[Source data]

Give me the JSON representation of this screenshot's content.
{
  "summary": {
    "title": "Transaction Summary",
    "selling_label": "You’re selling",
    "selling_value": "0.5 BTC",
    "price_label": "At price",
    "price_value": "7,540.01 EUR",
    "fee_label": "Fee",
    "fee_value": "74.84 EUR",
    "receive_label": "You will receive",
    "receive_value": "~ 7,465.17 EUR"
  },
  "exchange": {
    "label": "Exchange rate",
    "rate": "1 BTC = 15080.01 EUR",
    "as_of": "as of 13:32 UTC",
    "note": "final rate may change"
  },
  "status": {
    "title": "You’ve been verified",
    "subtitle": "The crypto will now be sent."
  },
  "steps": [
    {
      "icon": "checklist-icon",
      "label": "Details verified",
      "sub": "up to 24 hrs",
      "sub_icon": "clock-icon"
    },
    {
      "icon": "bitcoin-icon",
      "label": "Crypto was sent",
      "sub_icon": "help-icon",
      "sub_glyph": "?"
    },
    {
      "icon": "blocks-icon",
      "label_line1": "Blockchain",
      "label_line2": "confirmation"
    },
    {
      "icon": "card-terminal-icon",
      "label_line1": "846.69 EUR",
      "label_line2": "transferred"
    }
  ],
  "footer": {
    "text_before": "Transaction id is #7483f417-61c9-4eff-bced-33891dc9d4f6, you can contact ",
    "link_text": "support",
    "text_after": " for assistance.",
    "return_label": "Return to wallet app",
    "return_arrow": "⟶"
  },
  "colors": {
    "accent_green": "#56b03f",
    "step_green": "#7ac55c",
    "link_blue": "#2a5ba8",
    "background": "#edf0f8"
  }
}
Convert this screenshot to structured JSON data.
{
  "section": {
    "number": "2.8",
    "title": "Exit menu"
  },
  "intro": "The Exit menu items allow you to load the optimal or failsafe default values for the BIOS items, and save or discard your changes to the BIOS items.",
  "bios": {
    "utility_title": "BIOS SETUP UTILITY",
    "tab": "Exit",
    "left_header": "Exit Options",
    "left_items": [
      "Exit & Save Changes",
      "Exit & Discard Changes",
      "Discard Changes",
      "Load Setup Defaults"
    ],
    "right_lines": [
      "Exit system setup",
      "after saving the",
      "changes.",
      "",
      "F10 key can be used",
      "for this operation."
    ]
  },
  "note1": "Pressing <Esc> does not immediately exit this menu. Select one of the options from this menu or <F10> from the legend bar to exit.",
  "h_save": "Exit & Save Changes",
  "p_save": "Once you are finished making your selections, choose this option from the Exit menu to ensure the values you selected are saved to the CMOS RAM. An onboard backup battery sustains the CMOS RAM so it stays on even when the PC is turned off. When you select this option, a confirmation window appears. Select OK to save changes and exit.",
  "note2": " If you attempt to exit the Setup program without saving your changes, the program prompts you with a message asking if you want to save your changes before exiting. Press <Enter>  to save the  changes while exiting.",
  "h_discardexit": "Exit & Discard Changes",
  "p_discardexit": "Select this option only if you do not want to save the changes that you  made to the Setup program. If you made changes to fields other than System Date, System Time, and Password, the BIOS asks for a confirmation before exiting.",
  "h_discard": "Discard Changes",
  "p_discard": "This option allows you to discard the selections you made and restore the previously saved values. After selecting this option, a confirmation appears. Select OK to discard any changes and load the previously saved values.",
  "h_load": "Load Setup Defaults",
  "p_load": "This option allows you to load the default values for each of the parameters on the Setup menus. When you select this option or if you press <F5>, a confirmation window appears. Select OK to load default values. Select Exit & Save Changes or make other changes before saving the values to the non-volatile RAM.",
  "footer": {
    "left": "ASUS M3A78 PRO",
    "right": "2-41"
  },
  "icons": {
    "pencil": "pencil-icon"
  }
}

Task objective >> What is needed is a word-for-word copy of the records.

Task solution >>
Give me the JSON representation of this screenshot's content.
{
  "summary": {
    "title": "Transaction Summary",
    "selling_label": "You’re selling",
    "selling_value": "0.5 BTC",
    "price_label": "At price",
    "price_value": "7,540.01 EUR",
    "fee_label": "Fee",
    "fee_value": "74.84 EUR",
    "receive_label": "You will receive",
    "receive_value": "~ 7,465.17 EUR"
  },
  "exchange": {
    "label": "Exchange rate",
    "rate": "1 BTC = 15080.01 EUR",
    "as_of": "as of 13:32 UTC",
    "note": "final rate may change"
  },
  "status": {
    "title": "You’ve been verified",
    "subtitle": "The crypto will now be sent."
  },
  "steps": [
    {
      "icon": "checklist-icon",
      "label": "Details verified",
      "sub": "up to 24 hrs",
      "sub_icon": "clock-icon"
    },
    {
      "icon": "bitcoin-icon",
      "label": "Crypto was sent",
      "sub_icon": "help-icon",
      "sub_glyph": "?"
    },
    {
      "icon": "blocks-icon",
      "label_line1": "Blockchain",
      "label_line2": "confirmation"
    },
    {
      "icon": "card-terminal-icon",
      "label_line1": "846.69 EUR",
      "label_line2": "transferred"
    }
  ],
  "footer": {
    "text_before": "Transaction id is #7483f417-61c9-4eff-bced-33891dc9d4f6, you can contact ",
    "link_text": "support",
    "text_after": " for assistance.",
    "return_label": "Return to wallet app",
    "return_arrow": "⟶"
  },
  "colors": {
    "accent_green": "#56b03f",
    "step_green": "#7ac55c",
    "link_blue": "#2a5ba8",
    "background": "#edf0f8"
  }
}
Convert this screenshot to structured JSON data.
{
  "section": {
    "number": "2.8",
    "title": "Exit menu"
  },
  "intro": "The Exit menu items allow you to load the optimal or failsafe default values for the BIOS items, and save or discard your changes to the BIOS items.",
  "bios": {
    "utility_title": "BIOS SETUP UTILITY",
    "tab": "Exit",
    "left_header": "Exit Options",
    "left_items": [
      "Exit & Save Changes",
      "Exit & Discard Changes",
      "Discard Changes",
      "Load Setup Defaults"
    ],
    "right_lines": [
      "Exit system setup",
      "after saving the",
      "changes.",
      "",
      "F10 key can be used",
      "for this operation."
    ]
  },
  "note1": "Pressing <Esc> does not immediately exit this menu. Select one of the options from this menu or <F10> from the legend bar to exit.",
  "h_save": "Exit & Save Changes",
  "p_save": "Once you are finished making your selections, choose this option from the Exit menu to ensure the values you selected are saved to the CMOS RAM. An onboard backup battery sustains the CMOS RAM so it stays on even when the PC is turned off. When you select this option, a confirmation window appears. Select OK to save changes and exit.",
  "note2": " If you attempt to exit the Setup program without saving your changes, the program prompts you with a message asking if you want to save your changes before exiting. Press <Enter>  to save the  changes while exiting.",
  "h_discardexit": "Exit & Discard Changes",
  "p_discardexit": "Select this option only if you do not want to save the changes that you  made to the Setup program. If you made changes to fields other than System Date, System Time, and Password, the BIOS asks for a confirmation before exiting.",
  "h_discard": "Discard Changes",
  "p_discard": "This option allows you to discard the selections you made and restore the previously saved values. After selecting this option, a confirmation appears. Select OK to discard any changes and load the previously saved values.",
  "h_load": "Load Setup Defaults",
  "p_load": "This option allows you to load the default values for each of the parameters on the Setup menus. When you select this option or if you press <F5>, a confirmation window appears. Select OK to load default values. Select Exit & Save Changes or make other changes before saving the values to the non-volatile RAM.",
  "footer": {
    "left": "ASUS M3A78 PRO",
    "right": "2-41"
  },
  "icons": {
    "pencil": "pencil-icon"
  }
}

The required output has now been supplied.